◆ **REQUIREMENT**
Without the pictures, retype each line below exactly as it stands.

◆ **RECORDS FOR PROCESSING**
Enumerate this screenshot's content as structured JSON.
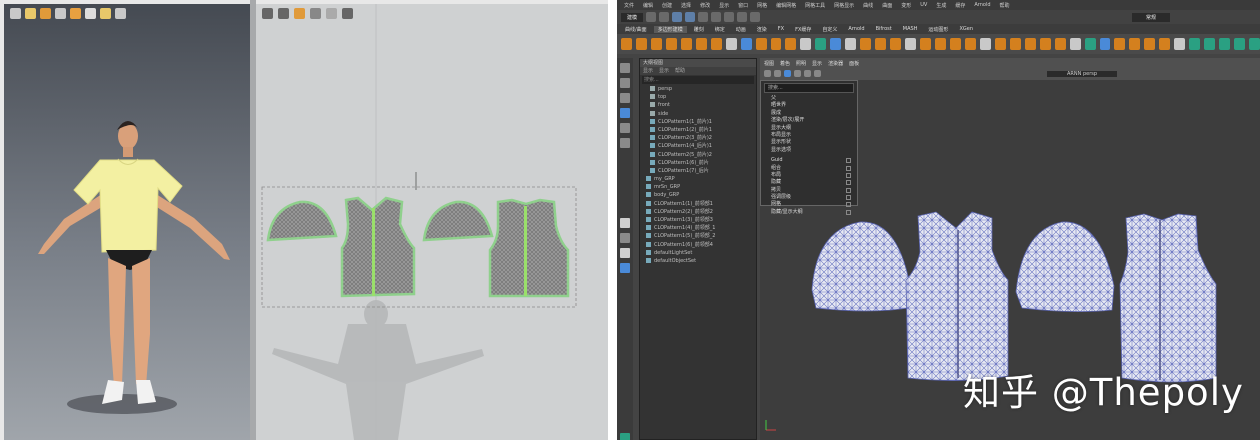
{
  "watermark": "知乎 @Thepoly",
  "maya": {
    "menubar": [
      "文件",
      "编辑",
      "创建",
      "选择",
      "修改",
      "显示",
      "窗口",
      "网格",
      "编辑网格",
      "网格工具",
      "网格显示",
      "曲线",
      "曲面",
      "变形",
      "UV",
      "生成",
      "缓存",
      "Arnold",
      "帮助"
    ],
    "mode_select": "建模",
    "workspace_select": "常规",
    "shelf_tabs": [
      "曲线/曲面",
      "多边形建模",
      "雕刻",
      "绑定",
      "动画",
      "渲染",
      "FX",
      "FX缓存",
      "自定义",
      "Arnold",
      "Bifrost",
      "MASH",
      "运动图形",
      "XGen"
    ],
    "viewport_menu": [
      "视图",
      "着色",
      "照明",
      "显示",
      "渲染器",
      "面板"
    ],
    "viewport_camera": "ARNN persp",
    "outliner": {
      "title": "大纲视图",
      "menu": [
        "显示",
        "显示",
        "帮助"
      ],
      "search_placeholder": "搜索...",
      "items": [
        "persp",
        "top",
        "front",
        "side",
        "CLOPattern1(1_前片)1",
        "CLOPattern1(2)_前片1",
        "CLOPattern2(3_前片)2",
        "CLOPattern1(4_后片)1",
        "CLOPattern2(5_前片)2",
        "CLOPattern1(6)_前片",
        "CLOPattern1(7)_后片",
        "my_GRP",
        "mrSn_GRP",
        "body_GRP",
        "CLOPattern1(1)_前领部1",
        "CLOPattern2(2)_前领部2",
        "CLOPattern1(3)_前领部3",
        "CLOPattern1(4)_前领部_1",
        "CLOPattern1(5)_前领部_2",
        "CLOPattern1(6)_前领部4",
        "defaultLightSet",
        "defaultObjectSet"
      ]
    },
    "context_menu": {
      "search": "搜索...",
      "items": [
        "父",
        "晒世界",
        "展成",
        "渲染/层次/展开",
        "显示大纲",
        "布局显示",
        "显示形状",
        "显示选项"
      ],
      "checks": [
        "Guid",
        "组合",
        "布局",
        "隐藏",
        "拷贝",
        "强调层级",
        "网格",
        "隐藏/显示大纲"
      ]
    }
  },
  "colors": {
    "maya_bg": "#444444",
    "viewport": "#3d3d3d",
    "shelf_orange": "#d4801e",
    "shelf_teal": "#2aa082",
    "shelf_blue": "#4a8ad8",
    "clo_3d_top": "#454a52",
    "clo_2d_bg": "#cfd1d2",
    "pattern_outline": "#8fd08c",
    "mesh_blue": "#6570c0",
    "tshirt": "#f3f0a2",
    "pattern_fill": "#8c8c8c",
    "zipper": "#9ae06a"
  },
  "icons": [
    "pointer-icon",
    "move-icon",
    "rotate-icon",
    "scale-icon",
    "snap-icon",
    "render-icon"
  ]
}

◆ **RESPONSE BOX**
Enumerate this screenshot's content as structured JSON.
{
  "watermark": "知乎 @Thepoly",
  "maya": {
    "menubar": [
      "文件",
      "编辑",
      "创建",
      "选择",
      "修改",
      "显示",
      "窗口",
      "网格",
      "编辑网格",
      "网格工具",
      "网格显示",
      "曲线",
      "曲面",
      "变形",
      "UV",
      "生成",
      "缓存",
      "Arnold",
      "帮助"
    ],
    "mode_select": "建模",
    "workspace_select": "常规",
    "shelf_tabs": [
      "曲线/曲面",
      "多边形建模",
      "雕刻",
      "绑定",
      "动画",
      "渲染",
      "FX",
      "FX缓存",
      "自定义",
      "Arnold",
      "Bifrost",
      "MASH",
      "运动图形",
      "XGen"
    ],
    "viewport_menu": [
      "视图",
      "着色",
      "照明",
      "显示",
      "渲染器",
      "面板"
    ],
    "viewport_camera": "ARNN persp",
    "outliner": {
      "title": "大纲视图",
      "menu": [
        "显示",
        "显示",
        "帮助"
      ],
      "search_placeholder": "搜索...",
      "items": [
        "persp",
        "top",
        "front",
        "side",
        "CLOPattern1(1_前片)1",
        "CLOPattern1(2)_前片1",
        "CLOPattern2(3_前片)2",
        "CLOPattern1(4_后片)1",
        "CLOPattern2(5_前片)2",
        "CLOPattern1(6)_前片",
        "CLOPattern1(7)_后片",
        "my_GRP",
        "mrSn_GRP",
        "body_GRP",
        "CLOPattern1(1)_前领部1",
        "CLOPattern2(2)_前领部2",
        "CLOPattern1(3)_前领部3",
        "CLOPattern1(4)_前领部_1",
        "CLOPattern1(5)_前领部_2",
        "CLOPattern1(6)_前领部4",
        "defaultLightSet",
        "defaultObjectSet"
      ]
    },
    "context_menu": {
      "search": "搜索...",
      "items": [
        "父",
        "晒世界",
        "展成",
        "渲染/层次/展开",
        "显示大纲",
        "布局显示",
        "显示形状",
        "显示选项"
      ],
      "checks": [
        "Guid",
        "组合",
        "布局",
        "隐藏",
        "拷贝",
        "强调层级",
        "网格",
        "隐藏/显示大纲"
      ]
    }
  },
  "colors": {
    "maya_bg": "#444444",
    "viewport": "#3d3d3d",
    "shelf_orange": "#d4801e",
    "shelf_teal": "#2aa082",
    "shelf_blue": "#4a8ad8",
    "clo_3d_top": "#454a52",
    "clo_2d_bg": "#cfd1d2",
    "pattern_outline": "#8fd08c",
    "mesh_blue": "#6570c0",
    "tshirt": "#f3f0a2",
    "pattern_fill": "#8c8c8c",
    "zipper": "#9ae06a"
  },
  "icons": [
    "pointer-icon",
    "move-icon",
    "rotate-icon",
    "scale-icon",
    "snap-icon",
    "render-icon"
  ]
}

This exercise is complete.